EXERCISE INSTRUCTIONS: Find every line in the records that holds the string "group". Copy each one.

START SUPPLIED INFORMATION

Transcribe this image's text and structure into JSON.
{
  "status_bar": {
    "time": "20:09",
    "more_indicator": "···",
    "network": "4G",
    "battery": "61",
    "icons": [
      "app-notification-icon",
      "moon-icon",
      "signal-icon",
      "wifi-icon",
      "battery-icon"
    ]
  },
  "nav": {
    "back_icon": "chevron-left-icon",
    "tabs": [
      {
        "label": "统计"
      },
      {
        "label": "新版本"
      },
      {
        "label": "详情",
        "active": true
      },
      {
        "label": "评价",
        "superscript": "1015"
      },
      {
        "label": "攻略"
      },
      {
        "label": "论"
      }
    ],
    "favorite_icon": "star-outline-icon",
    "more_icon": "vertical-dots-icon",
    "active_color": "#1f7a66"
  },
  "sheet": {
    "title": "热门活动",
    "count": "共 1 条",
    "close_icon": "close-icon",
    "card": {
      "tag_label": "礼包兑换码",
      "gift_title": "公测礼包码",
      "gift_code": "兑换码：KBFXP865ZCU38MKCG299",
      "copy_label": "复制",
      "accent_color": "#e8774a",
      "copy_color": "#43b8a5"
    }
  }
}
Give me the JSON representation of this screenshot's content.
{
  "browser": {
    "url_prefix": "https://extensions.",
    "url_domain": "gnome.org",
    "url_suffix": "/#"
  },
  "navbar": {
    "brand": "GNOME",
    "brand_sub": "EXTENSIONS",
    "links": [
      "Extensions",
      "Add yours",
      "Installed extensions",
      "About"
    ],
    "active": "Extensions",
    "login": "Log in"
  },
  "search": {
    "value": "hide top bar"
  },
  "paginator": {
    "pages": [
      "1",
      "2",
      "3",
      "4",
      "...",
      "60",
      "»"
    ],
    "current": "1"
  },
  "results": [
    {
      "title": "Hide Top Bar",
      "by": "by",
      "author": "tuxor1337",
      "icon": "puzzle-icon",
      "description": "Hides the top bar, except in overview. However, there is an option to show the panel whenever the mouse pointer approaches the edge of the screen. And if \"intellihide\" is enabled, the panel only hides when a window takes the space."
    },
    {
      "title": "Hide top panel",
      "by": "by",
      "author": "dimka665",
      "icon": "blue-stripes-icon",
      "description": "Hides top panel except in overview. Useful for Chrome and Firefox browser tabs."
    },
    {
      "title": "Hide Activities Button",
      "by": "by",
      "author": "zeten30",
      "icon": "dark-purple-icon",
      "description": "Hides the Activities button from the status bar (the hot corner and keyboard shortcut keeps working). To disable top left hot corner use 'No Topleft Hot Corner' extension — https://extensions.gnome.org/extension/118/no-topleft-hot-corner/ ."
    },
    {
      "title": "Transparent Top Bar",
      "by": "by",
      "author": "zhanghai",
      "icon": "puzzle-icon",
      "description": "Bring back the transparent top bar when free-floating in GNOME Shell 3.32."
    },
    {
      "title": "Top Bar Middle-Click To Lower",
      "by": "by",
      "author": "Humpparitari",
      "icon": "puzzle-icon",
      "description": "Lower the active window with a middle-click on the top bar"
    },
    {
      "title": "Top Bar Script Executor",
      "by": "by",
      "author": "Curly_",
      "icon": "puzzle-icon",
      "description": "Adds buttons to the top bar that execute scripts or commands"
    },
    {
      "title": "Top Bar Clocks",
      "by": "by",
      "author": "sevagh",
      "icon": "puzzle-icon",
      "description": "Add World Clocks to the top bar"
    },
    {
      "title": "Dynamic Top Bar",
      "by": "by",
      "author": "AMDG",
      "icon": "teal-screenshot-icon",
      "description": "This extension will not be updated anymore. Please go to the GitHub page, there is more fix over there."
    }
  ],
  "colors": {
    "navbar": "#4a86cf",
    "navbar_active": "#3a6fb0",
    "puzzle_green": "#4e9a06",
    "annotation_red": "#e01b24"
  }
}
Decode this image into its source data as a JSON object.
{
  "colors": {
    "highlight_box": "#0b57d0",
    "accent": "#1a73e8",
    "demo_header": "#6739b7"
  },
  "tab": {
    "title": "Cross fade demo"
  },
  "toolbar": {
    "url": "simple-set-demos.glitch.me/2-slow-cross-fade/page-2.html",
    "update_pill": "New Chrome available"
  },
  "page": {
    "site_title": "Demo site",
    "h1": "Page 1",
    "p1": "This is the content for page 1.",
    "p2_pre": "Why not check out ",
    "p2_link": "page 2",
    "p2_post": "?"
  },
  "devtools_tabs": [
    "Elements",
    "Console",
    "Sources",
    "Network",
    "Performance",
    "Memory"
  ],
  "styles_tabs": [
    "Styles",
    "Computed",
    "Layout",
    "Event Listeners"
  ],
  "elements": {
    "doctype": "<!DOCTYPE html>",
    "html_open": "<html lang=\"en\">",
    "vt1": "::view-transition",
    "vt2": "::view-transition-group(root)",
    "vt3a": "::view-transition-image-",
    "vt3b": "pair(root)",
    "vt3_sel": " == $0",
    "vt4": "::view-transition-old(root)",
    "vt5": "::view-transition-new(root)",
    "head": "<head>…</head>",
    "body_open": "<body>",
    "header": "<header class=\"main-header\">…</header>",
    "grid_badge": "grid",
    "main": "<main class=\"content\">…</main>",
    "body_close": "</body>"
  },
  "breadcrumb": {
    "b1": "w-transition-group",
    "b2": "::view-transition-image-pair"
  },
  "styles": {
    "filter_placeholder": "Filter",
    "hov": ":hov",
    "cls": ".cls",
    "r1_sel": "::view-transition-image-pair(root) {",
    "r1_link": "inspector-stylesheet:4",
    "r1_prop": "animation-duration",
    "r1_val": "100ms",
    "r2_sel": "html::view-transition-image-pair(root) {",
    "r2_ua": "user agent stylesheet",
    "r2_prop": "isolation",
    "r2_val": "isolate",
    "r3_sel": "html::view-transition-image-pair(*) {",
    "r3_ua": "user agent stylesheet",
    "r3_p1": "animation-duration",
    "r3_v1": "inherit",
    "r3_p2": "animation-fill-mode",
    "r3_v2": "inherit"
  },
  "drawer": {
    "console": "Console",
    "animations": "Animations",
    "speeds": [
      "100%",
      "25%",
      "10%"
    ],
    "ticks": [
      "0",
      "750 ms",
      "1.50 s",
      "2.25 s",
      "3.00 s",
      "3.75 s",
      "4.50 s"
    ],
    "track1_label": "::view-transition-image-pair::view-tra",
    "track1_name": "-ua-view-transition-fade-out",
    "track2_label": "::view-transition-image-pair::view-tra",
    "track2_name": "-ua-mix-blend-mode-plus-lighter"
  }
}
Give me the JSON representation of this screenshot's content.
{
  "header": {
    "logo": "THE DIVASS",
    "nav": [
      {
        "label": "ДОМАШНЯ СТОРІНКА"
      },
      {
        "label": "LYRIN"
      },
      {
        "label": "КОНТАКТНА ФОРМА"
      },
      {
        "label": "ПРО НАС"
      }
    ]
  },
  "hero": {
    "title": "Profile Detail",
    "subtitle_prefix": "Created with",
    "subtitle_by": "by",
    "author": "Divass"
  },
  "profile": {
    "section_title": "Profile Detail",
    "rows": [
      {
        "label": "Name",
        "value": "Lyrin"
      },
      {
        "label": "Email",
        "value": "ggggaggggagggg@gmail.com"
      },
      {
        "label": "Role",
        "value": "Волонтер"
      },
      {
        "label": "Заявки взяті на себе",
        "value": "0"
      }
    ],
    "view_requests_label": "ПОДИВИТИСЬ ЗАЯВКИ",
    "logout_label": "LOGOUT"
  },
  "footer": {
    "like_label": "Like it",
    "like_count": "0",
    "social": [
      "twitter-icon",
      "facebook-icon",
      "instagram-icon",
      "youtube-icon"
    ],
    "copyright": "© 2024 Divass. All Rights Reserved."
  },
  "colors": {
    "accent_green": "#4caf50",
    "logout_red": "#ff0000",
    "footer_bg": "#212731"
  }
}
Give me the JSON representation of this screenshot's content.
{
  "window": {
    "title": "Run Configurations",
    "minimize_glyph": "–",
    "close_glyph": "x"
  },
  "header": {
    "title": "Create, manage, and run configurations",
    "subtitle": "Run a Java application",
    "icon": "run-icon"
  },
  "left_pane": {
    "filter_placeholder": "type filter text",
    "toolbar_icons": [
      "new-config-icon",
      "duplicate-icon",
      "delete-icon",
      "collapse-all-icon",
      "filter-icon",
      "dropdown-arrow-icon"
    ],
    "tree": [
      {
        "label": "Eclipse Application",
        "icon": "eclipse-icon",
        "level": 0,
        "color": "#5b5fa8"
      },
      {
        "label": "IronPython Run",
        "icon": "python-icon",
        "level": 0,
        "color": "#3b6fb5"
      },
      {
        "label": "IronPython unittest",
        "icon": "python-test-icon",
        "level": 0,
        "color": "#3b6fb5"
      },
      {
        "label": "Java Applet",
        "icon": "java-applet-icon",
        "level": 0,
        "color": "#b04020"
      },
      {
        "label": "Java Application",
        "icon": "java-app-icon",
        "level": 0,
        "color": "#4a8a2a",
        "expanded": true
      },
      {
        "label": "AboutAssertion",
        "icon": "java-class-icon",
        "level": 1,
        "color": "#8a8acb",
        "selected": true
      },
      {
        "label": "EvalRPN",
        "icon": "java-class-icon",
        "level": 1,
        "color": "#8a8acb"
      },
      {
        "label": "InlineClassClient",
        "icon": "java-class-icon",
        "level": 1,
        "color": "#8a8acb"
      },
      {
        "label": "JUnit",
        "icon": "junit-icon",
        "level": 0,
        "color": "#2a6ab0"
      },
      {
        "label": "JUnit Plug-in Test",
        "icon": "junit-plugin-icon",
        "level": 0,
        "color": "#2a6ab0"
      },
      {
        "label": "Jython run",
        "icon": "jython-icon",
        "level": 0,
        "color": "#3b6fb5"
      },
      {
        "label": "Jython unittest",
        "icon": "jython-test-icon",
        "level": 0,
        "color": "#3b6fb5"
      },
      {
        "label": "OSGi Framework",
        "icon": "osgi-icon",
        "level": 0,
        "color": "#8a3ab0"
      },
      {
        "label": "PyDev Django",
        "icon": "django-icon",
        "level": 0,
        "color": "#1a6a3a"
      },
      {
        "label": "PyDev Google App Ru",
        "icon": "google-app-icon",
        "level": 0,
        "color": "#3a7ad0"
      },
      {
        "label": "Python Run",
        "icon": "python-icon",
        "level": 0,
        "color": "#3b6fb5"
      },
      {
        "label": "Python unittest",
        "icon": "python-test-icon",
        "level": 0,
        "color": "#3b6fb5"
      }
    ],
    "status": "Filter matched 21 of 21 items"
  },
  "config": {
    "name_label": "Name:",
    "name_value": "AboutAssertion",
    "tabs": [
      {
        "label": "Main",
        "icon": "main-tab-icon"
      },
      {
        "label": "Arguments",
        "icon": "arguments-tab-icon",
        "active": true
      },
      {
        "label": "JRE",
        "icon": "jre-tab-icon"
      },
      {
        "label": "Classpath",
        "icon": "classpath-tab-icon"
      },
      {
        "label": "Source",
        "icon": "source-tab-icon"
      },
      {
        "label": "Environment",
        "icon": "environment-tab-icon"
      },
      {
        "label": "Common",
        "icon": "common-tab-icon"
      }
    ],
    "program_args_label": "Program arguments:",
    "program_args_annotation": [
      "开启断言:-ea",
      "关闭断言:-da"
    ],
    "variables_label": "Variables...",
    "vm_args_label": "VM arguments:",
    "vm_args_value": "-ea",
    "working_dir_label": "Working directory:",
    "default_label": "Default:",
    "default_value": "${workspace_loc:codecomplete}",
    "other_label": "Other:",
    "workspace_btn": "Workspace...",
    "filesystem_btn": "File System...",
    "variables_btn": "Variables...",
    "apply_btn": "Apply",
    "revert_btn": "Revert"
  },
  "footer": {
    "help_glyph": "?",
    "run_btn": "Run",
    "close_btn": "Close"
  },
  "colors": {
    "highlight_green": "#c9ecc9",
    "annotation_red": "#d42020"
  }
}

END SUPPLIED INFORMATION

ANSWER TO THE PROBLEM:
    "vt2": "::view-transition-group(root)",
    "b1": "w-transition-group",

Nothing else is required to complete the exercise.